== Problem to work on ==
Show all lines of the entries in which the word "chevron" is found.
**********
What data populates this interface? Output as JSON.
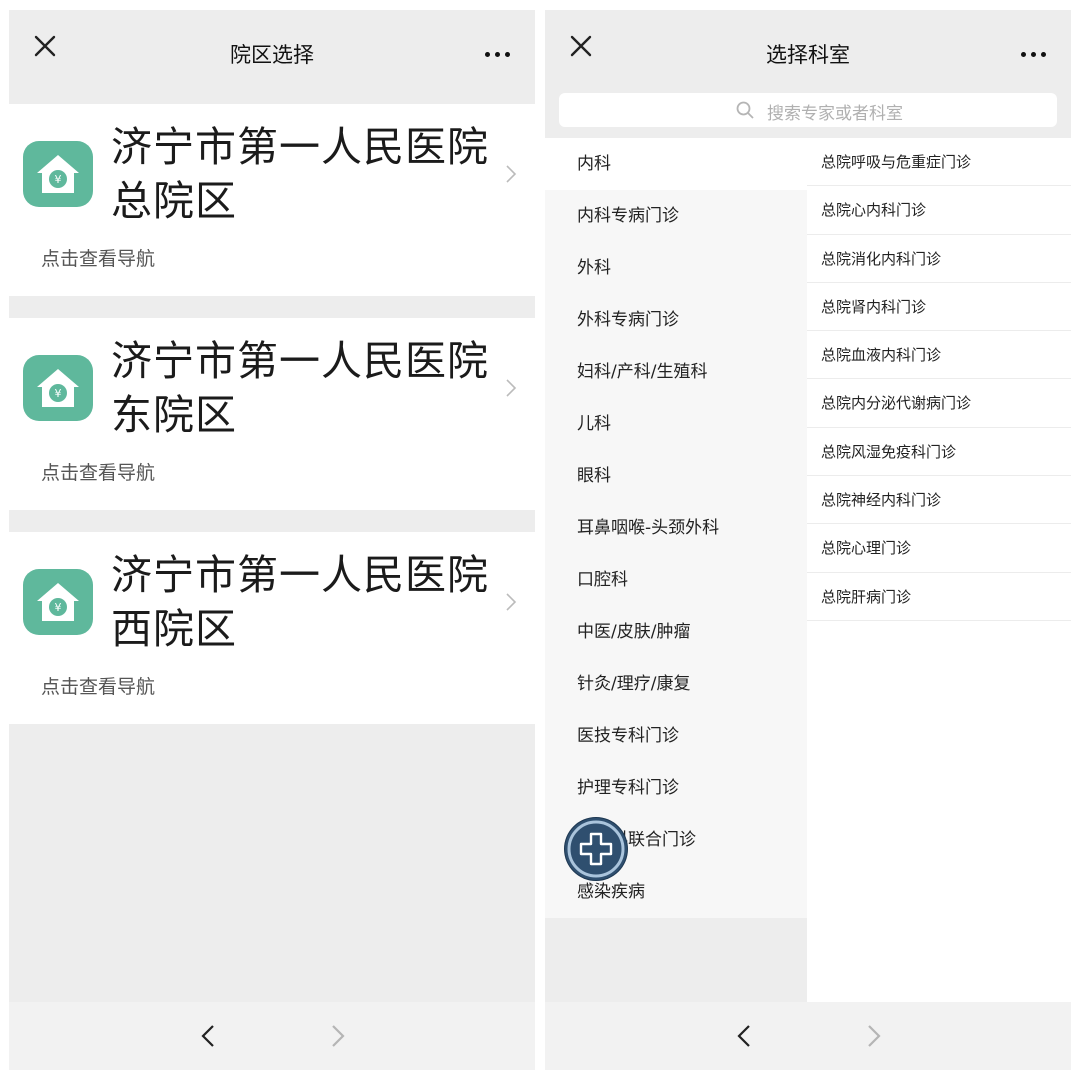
{
  "left": {
    "title": "院区选择",
    "campuses": [
      {
        "name": "济宁市第一人民医院总院区",
        "nav": "点击查看导航"
      },
      {
        "name": "济宁市第一人民医院东院区",
        "nav": "点击查看导航"
      },
      {
        "name": "济宁市第一人民医院西院区",
        "nav": "点击查看导航"
      }
    ]
  },
  "right": {
    "title": "选择科室",
    "search_placeholder": "搜索专家或者科室",
    "departments": [
      "内科",
      "内科专病门诊",
      "外科",
      "外科专病门诊",
      "妇科/产科/生殖科",
      "儿科",
      "眼科",
      "耳鼻咽喉-头颈外科",
      "口腔科",
      "中医/皮肤/肿瘤",
      "针灸/理疗/康复",
      "医技专科门诊",
      "护理专科门诊",
      "多学科联合门诊",
      "感染疾病"
    ],
    "selected_department": "内科",
    "clinics": [
      "总院呼吸与危重症门诊",
      "总院心内科门诊",
      "总院消化内科门诊",
      "总院肾内科门诊",
      "总院血液内科门诊",
      "总院内分泌代谢病门诊",
      "总院风湿免疫科门诊",
      "总院神经内科门诊",
      "总院心理门诊",
      "总院肝病门诊"
    ]
  },
  "icons": {
    "close": "close-icon",
    "more": "more-icon",
    "back": "chevron-left-icon",
    "forward": "chevron-right-icon",
    "search": "search-icon",
    "campus_logo": "hospital-home-icon",
    "fab": "plus-icon"
  },
  "colors": {
    "logo_green": "#5fb89c",
    "panel_bg": "#ededed",
    "fab": "#2f4f6f"
  }
}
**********
== Response to the task ==
    "back": "chevron-left-icon",
    "forward": "chevron-right-icon",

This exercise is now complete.